DIY smart contracts

DIY Token Creation: These New Tools Eliminate Smart Contract Coding

Mar 27, 2019, 4:49PM
4 min, 3 sec READ

Various tools are making it easier than ever to create new smart contracts, and, in turn, new tokens. What will the end result be?

One of the major advantages of blockchain technology is its open nature―it is possible to build upon almost any major crypto project. Of course, Bitcoin's biggest draw is the fact that it is convenient for general transactions, but Ethereum, which has followed Bitcoin, has changed all that: it has set off a trend in which blockchains are intended as platforms for innovation.

That innovation is facilitated by Ethereum's smart contracts, which can be used to build everything from dApps to decentralized exchanges. In particular, smart contracts have become the powerhouse behind countless custom tokens. Token developers can simply tell an Ethereum contract to create a new token, and the Ethereum network will handle the rest.

This eliminates the need for developers to build an entire blockchain just to launch a new token. Other blockchains intend to make the process even simpler: various alternative blockchains support mainstream programming languages, which are more familiar to many developers than the languages used by, say, Ethereum or Cardano.

This still presents an obstacle, though. Ethereum and other blockchains have been criticized for making token creation too easy, but authoring a smart contract for a new token usually requires coding no matter which platform is chosen. However, a new breed of tools is emerging, and it promises to make token creation even easier than it already is.

Cookie Cutter Services

Over the past year, several different "cookie cutter" tools have been launched, each with the capacity to create a token or its underlying smart contract upon request.
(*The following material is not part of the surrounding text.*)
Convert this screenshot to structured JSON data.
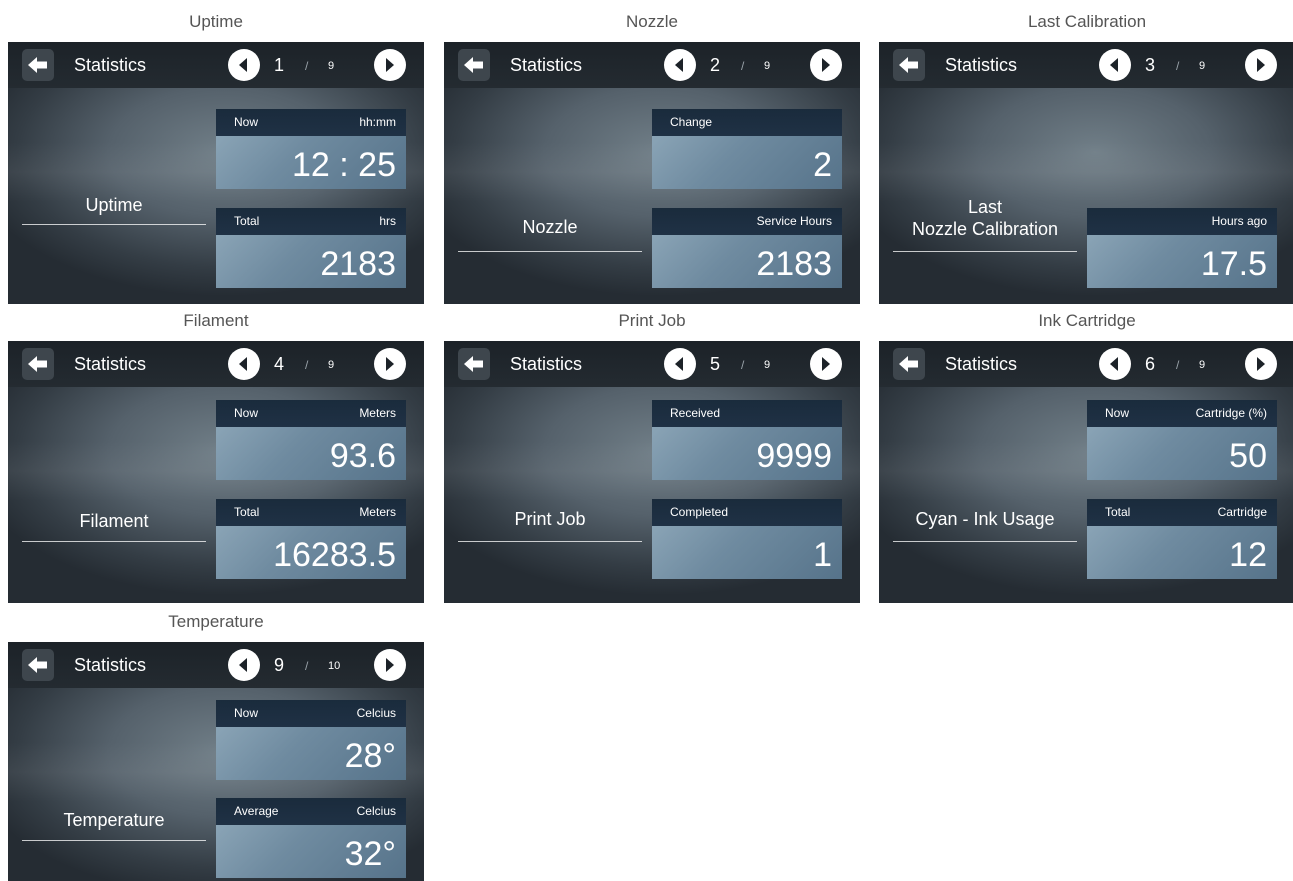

These tools reduce or eliminate the need for coding and programming―you can simply provide information through an interface, click a few buttons, and watch your token be created.

Fondu, for example, is a hobbyist project that allows basic users to create their own blockchain token: fill out a form, download and run the script, and your token will go live on Ethereum. Minted.one, which is still in beta, offers a more polished version of the same concept: it allows users to create a "personalized token" right from their smartphone.

One service is even supporting multiple blockchains: MyWish allows users to create token contracts for Ethereum, NEO, EOS, TRON, and even Bitcoin (via the Rootstock sidechain). This service boasts nearly 7000 users and nearly 5000 contracts. Form-based token creation is its main offering, but the service will also develop a custom contract on your behalf.

Business-oriented options are also available. MyContract.co has recently been launched, and it offers various "no coding" packages that streamline important steps in the token creation process. Etherparty Rocket provides another professional alternative, as it offers token templates suited to various enterprise goals.

Can There Be Too Many Tokens?

The fact that simplified token creation tools are on the rise may not necessarily be to everyone's liking. Although the most successful tokens serve unique and ambitious purposes, many other tokens have been created for no reason at all. The results of token proliferation have already been seen, as hundreds of new altcoins are created each year.

Intense competition is the natural outcome of easier access to blockchain technology. Although many successful token projects began their life on Ethereum, many more have vanished into obscurity. Attracting investors has become increasingly difficult for new token projects, and automated "cookie cutter" services may saturate the market even more.

Fraud is another unwanted result of token proliferation. A startling amount of ICOs have turned out to be fake projects and exit scams. Reducing the technical barriers that stand in the way of token creation could produce more fake projects that look legitimate―although plenty of fraud will exist regardless of the technology that is available.

Token proliferation has also put token creators under intense scrutiny from regulators. Recent decisions from the U.S. SEC have made it difficult for companies to create tokens, and it is even more difficult for individuals to do the same. Even if it is easy to create a token in the technical sense, it is far from easy to create one in a regulatory sense.

Conclusion

New tools and services may reduce the knowledge that is needed to create a token or smart contract. These services are a natural extension of blockchain technology, which already facilitates token development. However, no tool can eliminate the need for a unique vision, interest from investors, or favorable regulations.

Fortunately, some of the tools above are already working toward providing those things―a few help developers comply with KYC regulations, for example. It is still unclear whether any of the above tools will gain widespread popularity, but they may very well make life easier for those who are already in a good position to create a blockchain token.

Disclaimer: information contained herein is provided without considering your personal circumstances, therefore should not be construed as financial advice, investment recommendation or an offer of, or solicitation for, any transactions in cryptocurrencies.